Employers are generally required to withhold income tax from employee payroll, at tax rates that range progressively from 10% to 30%, with income below 7 BPC per month exempt from income tax. Taxable income is considered all regular salary, vacation pay, severance, and other payments in kind. Employers must remit monthly payments and file monthly returns either online or at a DGI office. Due dates for monthly returns and remittances vary based on employers’ RUT numbers, which they receive by registering with the Register for Contributors.
Additionally, employers are required to withhold Social Security contributions from employees and make additional contributions. Employer contributions to pension and medical insurance funds are generally 12.5% of the employee salary, plus an additional 0.125 percent for employees with dependents. For workers with occupations that pose health risks, employers pay an additional 6.9 to 27.5 percent contribution, depending on the level of risk assessed. Employers are required to enroll employees in workers compensation insurance with the State Insurance Bank (BSE).
Time Off & Paid Leave
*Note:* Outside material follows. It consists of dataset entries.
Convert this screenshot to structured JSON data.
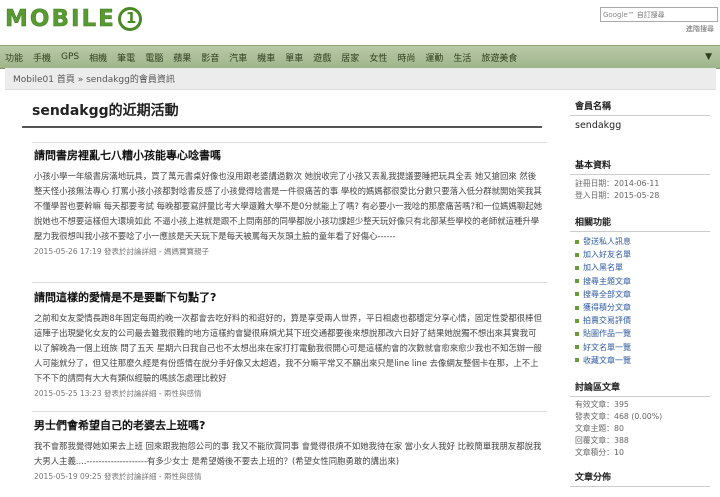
{
  "header": {
    "logo_text": "MOBILE",
    "logo_badge": "1",
    "search_brand": "Google™",
    "search_placeholder": "自訂搜尋",
    "advanced_search": "進階搜尋"
  },
  "nav": {
    "items": [
      "功能",
      "手機",
      "GPS",
      "相機",
      "筆電",
      "電腦",
      "蘋果",
      "影音",
      "汽車",
      "機車",
      "單車",
      "遊戲",
      "居家",
      "女性",
      "時尚",
      "運動",
      "生活",
      "旅遊美食"
    ],
    "more_icon": "caret-down"
  },
  "breadcrumb": "Mobile01 首頁 » sendakgg的會員資訊",
  "main": {
    "title": "sendakgg的近期活動",
    "posts": [
      {
        "title": "請問書房裡亂七八糟小孩能專心唸書嗎",
        "body": "小孩小學一年級書房滿地玩具，買了萬元書桌好像也沒用跟老婆講過數次 她說收完了小孩又丟亂我提議要睡把玩具全丟 她又搶回來 然後整天怪小孩無法專心 打罵小孩小孩都對唸書反感了小孩覺得唸書是一件很痛苦的事 學校的媽媽都很愛比分數只要落入低分群就開始笑我其不懂學習也要幹嘛 每天都要考試 每晚都要寫評量比考大學還難大學不是0分就能上了嗎? 有必要小一我唸的那麼痛苦嗎?和一位媽媽聊起她說她也不想要這樣但大環境如此 不逼小孩上進就是跟不上問南部的同學都說小孩功課超少整天玩好像只有北部某些學校的老師就這種升學壓力我很想叫我小孩不要唸了小一應該是天天玩下是每天被罵每天灰頭土臉的童年看了好傷心------",
        "meta": "2015-05-26 17:19 發表於討論詳細 - 媽媽寶寶親子"
      },
      {
        "title": "請問這樣的愛情是不是要斷下句點了?",
        "body": "之前和女友愛情長跑8年固定每周約晚一次都會去吃好料的和逛好的，算是享受兩人世界，平日相處也都穩定分享心情，固定性愛都很棒但這陣子出現變化女友的公司最去雖我很難的地方這樣約會變很麻煩尤其下班交通都要後來想說那改六日好了結果她說獨不想出來其實我可以了解晚為一個上班族 問了五天 星期六日我自己也不太想出來在家打打電動我很開心可是這樣約會的次數就會愈來愈少我也不知怎辦一般人可能就分了，但又往那麼久經是有份感情在說分手好像又太超過，我不分嘛平常又不願出來只是line line 去像網友整個卡在那，上不上 下不下的請問有大大有類似經驗的嗎該怎處理比較好",
        "meta": "2015-05-25 13:23 發表於討論詳細 - 兩性與感情"
      },
      {
        "title": "男士們會希望自己的老婆去上班嗎?",
        "body": "我不會那我覺得她如果去上班 回來跟我抱怨公司的事 我又不能欣賞同事 會覺得很煩不如她我待在家 當小女人我好 比較簡單我朋友都說我大男人主義....--------------------有多少女士 是希望婚後不要去上班的？(希望女性同胞勇敢的講出來)",
        "meta": "2015-05-19 09:25 發表於討論詳細 - 兩性與感情"
      }
    ]
  },
  "sidebar": {
    "member_label": "會員名稱",
    "member_name": "sendakgg",
    "basic_label": "基本資料",
    "register_date": "註冊日期：2014-06-11",
    "login_date": "登入日期：2015-05-28",
    "functions_label": "相關功能",
    "functions": [
      "發送私人訊息",
      "加入好友名單",
      "加入黑名單",
      "搜尋主題文章",
      "搜尋全部文章",
      "獲得積分文章",
      "拍賣交易評價",
      "貼圖作品一覽",
      "好文名單一覽",
      "收藏文章一覽"
    ],
    "stats_label": "討論區文章",
    "stats": [
      "有效文章：395",
      "發表文章：468 (0.00%)",
      "文章主題：80",
      "回覆文章：388",
      "文章積分：10"
    ],
    "dist_label": "文章分佈"
  }
}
In their first year of employment, employees are not entitled to paid holidays. After that, every employee in Uruguay receives a minimum of 20 days of paid vacation each year. After five years of work with the same employer, the employee is entitled to an additional paid vacation day for every four years worked.
Five national holidays in Uruguay are mandated paid days off; however, there are additional public holidays that may or may not be compensated time off. An important thing to note about the Uruguayan calendar is that although several dates may coincide with traditional religious celebrations, they have been secularized for this country since 1919. For example, Uruguayans celebrate the Day of the Family on December 25.
While employers are not required to provide paid sick leave, employees are entitled to sick time compensation through BPS. Similarly, BPS pays maternity benefit to new mothers, who are entitled to 12 weeks of paid leave: six prior to the child’s due date and six weeks after. Male works are entitled to three days of leave for the birth of a new baby.
Employers must provide three days of leave for newly married employees (provided the employee gave at least 30 days of notice) and three days bereavement leave. Additionally, employees are entitled to a day off when they give blood and full pay if they are ever called on to testify in a trial.
|Date||Uruguay's Public Holiday Schedule|
|January 1st||New Year's Day|
|February or March||Carnaval|
|Thursday before Easter Sunday||Maundy Thursday|
|Friday before Easter Sunday||Good Friday|
|April 19th||Landing of the 33 Patriots Day|
|May 1st||Labor Day|
|June 19th||Artigas' Birthday/Never Again Day|
|July 18th||Constitution Day|
|August 25th||Independence Day|
|October 12th||Day of the Races|
|November 2nd||All Souls Day|
|December 25th||Day of the Family/Christmas|
Progressive for Payroll
Uruguay occupies a unique place in the South American business landscape, enjoying a stable, progressive culture and government, and offering a supportive working environment for both employer and employee. Working with a knowledgable global payroll solution provider can help multinationals make the most of doing business in this strong, welcoming nation. To see how payroll in Uruguay compares to other nations in South American and beyond, browse our other country payroll guides.
This article is for informational purposes only and not intended to convey or constitute legal or any other advice. It is not a substitute for advice from a qualified professional.